Author: Felix Geyer,Johannes van der Zouwen
Category: Social Science
In this stimulating work, thirteen distinguished scholars examine and aim to reconcile the paradox that social systems tend to steer themselves with the knowledge that they are, at the same time, subject to steering and control from outside. 'Sociocybernetics' is the term they have coined to describe the tools used in the analysis of this paradox; tools which have themselves evolved from and influenced cybernetics and general systems theory. Sociocybernetic Paradoxes surveys both the possibilities and limitations of cybernetics in the analysis and treatment of social problems: Part One looks at concrete experiences of the steering of specific social systems; Part Two examines the planning, hierarchy and views of soci
The Cultural Matrix seeks to unravel an American paradox: the socioeconomic crisis and social isolation of disadvantaged black youth, on the one hand, and their extraordinary integration and prominence in popular culture on the other. This interdisciplinary work explains how a complex matrix of cultures influences black youth.
Release on 2010-11-29 | by Vildred C. Tucker-Dawson
My Story Book
Author: Vildred C. Tucker-Dawson
Pubpsher: Trafford Publishing
A Journey Back in Time presents a collection of thirteen stories about love, hate, greed, redemption, freedom, peace, loneliness, the loss of a loved one, interracial relationships, and acceptance. Each story is relevant to the experiences of African Americans from as far back as the 1860s through the present day. These stories emerged through the research of author Vildred C. Tucker-Dawson into her family history. She discovered that her ancestors had a unique way to allow future generations to connect with the pastthrough these stories, handed down from generation to generation. Several of the short stories are based upon accounts told by the authors elders of her great-grandmother, Mrs. Sarah Pugh-Scott, whom she never met. Sarah and her son, who were both of a mixed racial background, faced challenges throughout their lives that did not prevent them from striving for better lives for their families. Presenting real perspective in the form of fiction, A Journey Back in Time offers food for thought to both youth and adults on African American experiences and history.

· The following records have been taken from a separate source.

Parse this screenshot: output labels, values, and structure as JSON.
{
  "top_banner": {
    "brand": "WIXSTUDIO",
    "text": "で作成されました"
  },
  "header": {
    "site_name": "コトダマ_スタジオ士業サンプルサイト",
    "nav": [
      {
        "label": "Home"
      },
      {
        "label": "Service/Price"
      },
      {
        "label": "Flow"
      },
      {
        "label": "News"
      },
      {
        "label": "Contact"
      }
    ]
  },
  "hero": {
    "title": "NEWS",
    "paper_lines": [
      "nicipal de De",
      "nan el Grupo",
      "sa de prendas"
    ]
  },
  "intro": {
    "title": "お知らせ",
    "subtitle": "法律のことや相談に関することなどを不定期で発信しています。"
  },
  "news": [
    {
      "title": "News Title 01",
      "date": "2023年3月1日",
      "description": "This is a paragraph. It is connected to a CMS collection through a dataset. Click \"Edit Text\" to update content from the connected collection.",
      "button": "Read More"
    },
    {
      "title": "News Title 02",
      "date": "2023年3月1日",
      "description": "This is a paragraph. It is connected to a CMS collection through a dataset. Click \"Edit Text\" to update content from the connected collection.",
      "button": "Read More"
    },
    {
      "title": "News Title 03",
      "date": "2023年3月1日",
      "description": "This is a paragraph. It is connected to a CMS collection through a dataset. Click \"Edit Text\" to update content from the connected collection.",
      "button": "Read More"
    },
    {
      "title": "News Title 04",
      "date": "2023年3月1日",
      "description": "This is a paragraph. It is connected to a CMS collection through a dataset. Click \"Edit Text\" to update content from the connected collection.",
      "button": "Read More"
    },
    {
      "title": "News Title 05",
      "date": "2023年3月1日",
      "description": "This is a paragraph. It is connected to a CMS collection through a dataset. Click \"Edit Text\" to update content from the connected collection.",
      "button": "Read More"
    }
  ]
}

Black Writers, Filmmakers, Storytellers, Artists, and Media-Makers Riff on Art, Careers, Life, and the Beautiful Mess in Between
Author: Felicia Pride

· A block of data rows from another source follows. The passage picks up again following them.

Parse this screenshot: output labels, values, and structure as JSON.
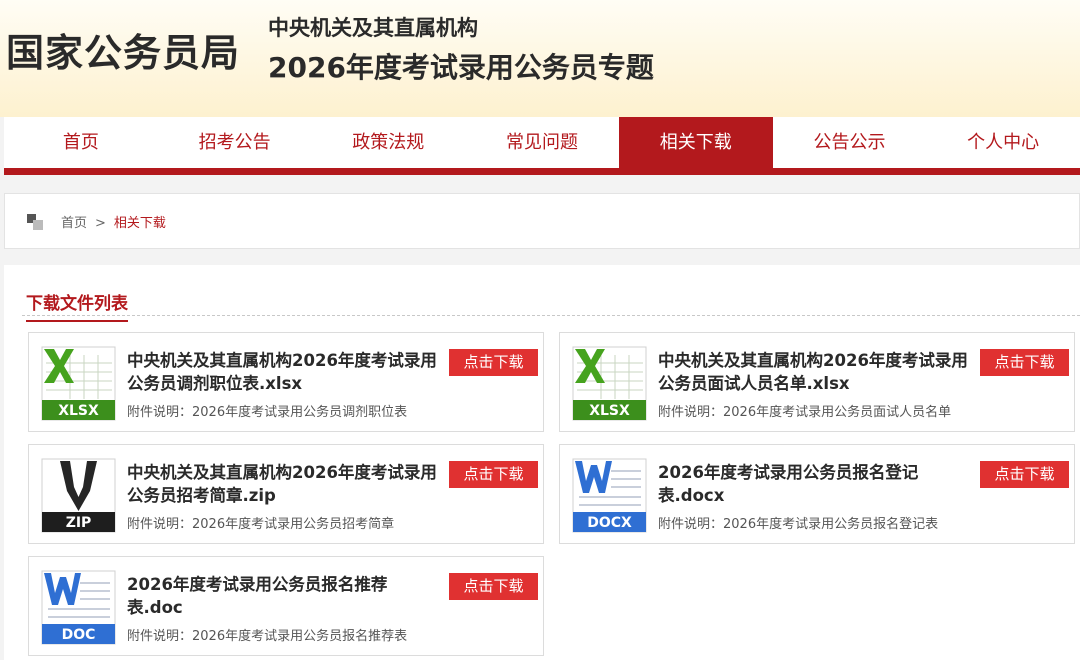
{
  "header": {
    "logo": "国家公务员局",
    "subtitle1": "中央机关及其直属机构",
    "subtitle2": "2026年度考试录用公务员专题"
  },
  "nav": {
    "items": [
      {
        "label": "首页"
      },
      {
        "label": "招考公告"
      },
      {
        "label": "政策法规"
      },
      {
        "label": "常见问题"
      },
      {
        "label": "相关下载"
      },
      {
        "label": "公告公示"
      },
      {
        "label": "个人中心"
      }
    ],
    "active_index": 4
  },
  "breadcrumb": {
    "home": "首页",
    "separator": ">",
    "current": "相关下载"
  },
  "section": {
    "title": "下载文件列表"
  },
  "files": [
    {
      "title": "中央机关及其直属机构2026年度考试录用公务员调剂职位表.xlsx",
      "desc": "附件说明：2026年度考试录用公务员调剂职位表",
      "type": "XLSX",
      "button": "点击下载"
    },
    {
      "title": "中央机关及其直属机构2026年度考试录用公务员面试人员名单.xlsx",
      "desc": "附件说明：2026年度考试录用公务员面试人员名单",
      "type": "XLSX",
      "button": "点击下载"
    },
    {
      "title": "中央机关及其直属机构2026年度考试录用公务员招考简章.zip",
      "desc": "附件说明：2026年度考试录用公务员招考简章",
      "type": "ZIP",
      "button": "点击下载"
    },
    {
      "title": "2026年度考试录用公务员报名登记表.docx",
      "desc": "附件说明：2026年度考试录用公务员报名登记表",
      "type": "DOCX",
      "button": "点击下载"
    },
    {
      "title": "2026年度考试录用公务员报名推荐表.doc",
      "desc": "附件说明：2026年度考试录用公务员报名推荐表",
      "type": "DOC",
      "button": "点击下载"
    }
  ],
  "colors": {
    "brand_red": "#b3191d",
    "button_red": "#e03131",
    "excel_green": "#3c8f1c",
    "word_blue": "#2f6fd3",
    "zip_black": "#1e1e1e"
  }
}
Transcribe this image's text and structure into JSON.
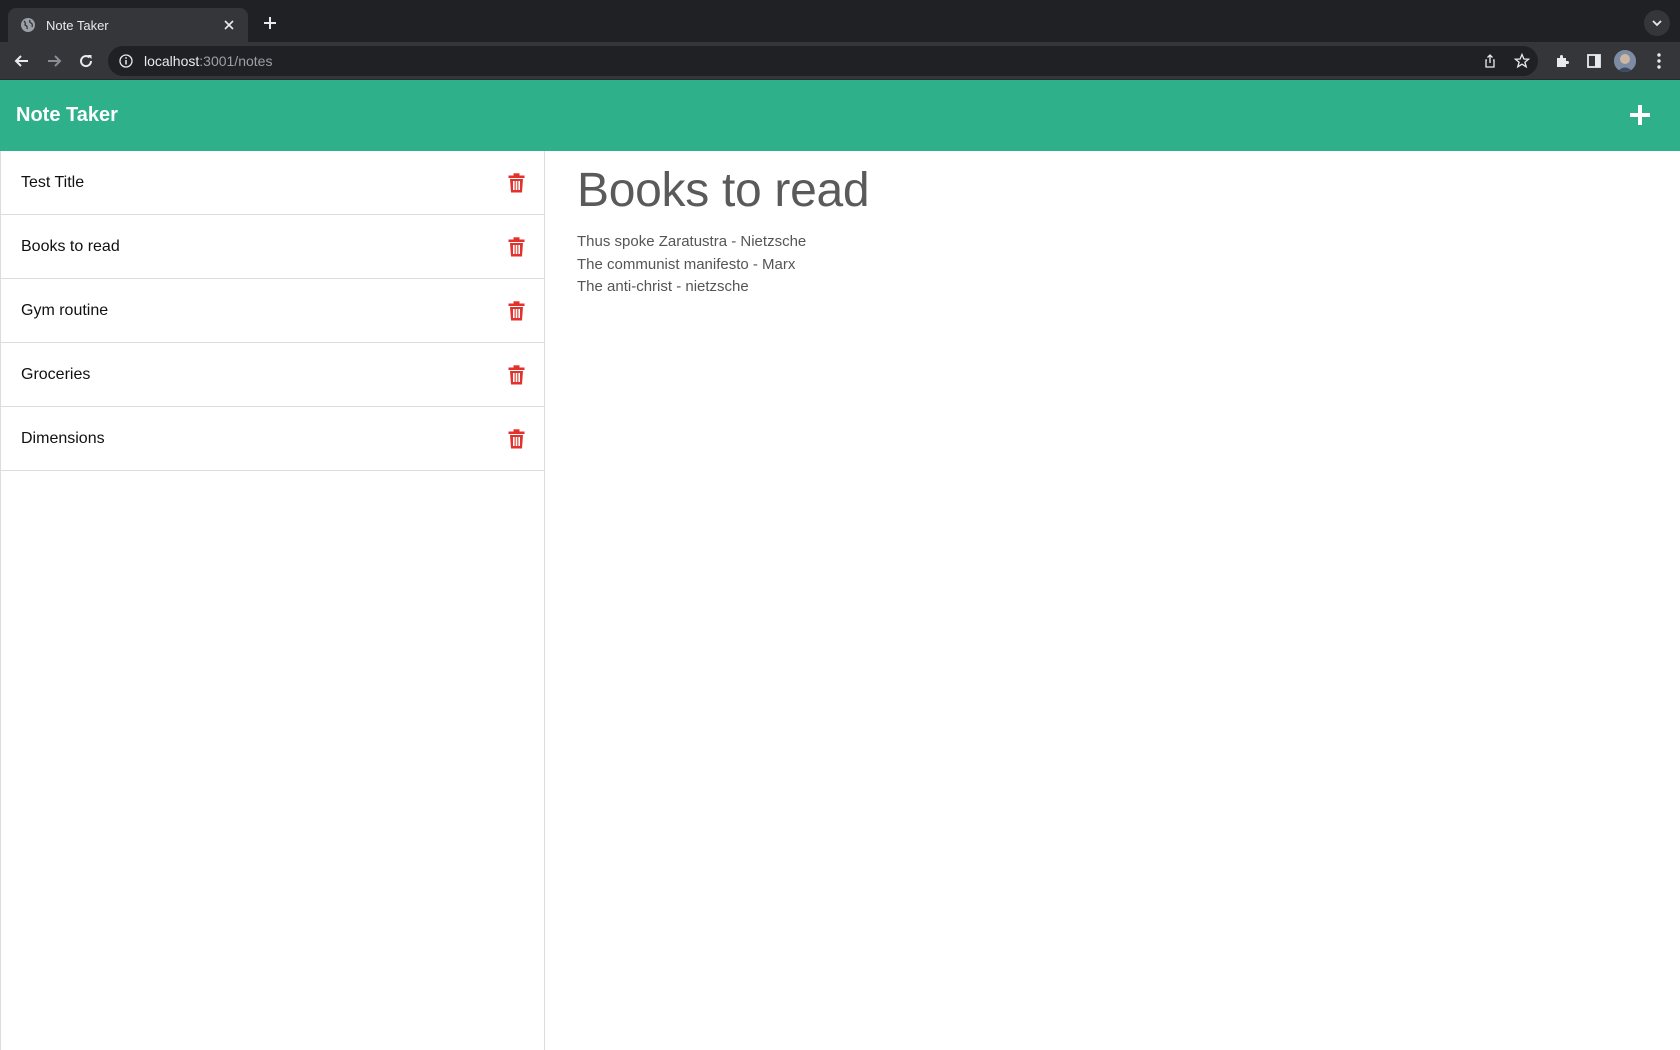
{
  "browser": {
    "tab_title": "Note Taker",
    "url_host": "localhost",
    "url_path": ":3001/notes"
  },
  "app": {
    "brand": "Note Taker",
    "colors": {
      "navbar": "#2eb18a",
      "delete_icon": "#e0332d"
    }
  },
  "notes": [
    {
      "title": "Test Title"
    },
    {
      "title": "Books to read"
    },
    {
      "title": "Gym routine"
    },
    {
      "title": "Groceries"
    },
    {
      "title": "Dimensions"
    }
  ],
  "active_note": {
    "title": "Books to read",
    "lines": [
      "Thus spoke Zaratustra - Nietzsche",
      "The communist manifesto - Marx",
      "The anti-christ - nietzsche"
    ]
  }
}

Pubpsher: Agate Publishing
Category: Social Science
To Create is a collection of illuminating interviews with an eclectic set of black artists—including Harry Belafonte, Method Man, Nikki Giovanni, Edwidge Danticat, Edward P. Jones, Booker T. Mattison, and more—as conducted by the writer, entrepreneur, educator, and consultant Felicia Pride. This is an honest, inspiring series of conversations in which Pride and her fellow artists talk openly about the challenges and rewards of working creatively across a multitude of platforms. Over the course of dozens of frank discussions with writers, activists, and media creators, Pride elicits sincere firsthand perspectives on the struggle to find—or to create, if it's not there—a niche for one's voice in the media landscape. The personable and fluid interview style allows the artists to follow their threads of dialogue to unique, intimate revelations. The interviews transition smoothly between similar themes, touching on the do-it-yourself mentality of creating; practical musings on media careers; as well as theoretical discussions on art, legacy, and community. Additionally, many of the artists, musicians, and authors discuss finding career longevity through a multi-platform approach, the connection between the personal and political in art, and the ongoing conflict between art and commerce. This is one of the most candid and diversified interview collections within the African-American community, but it is also a stirring look into what it means to be a creator.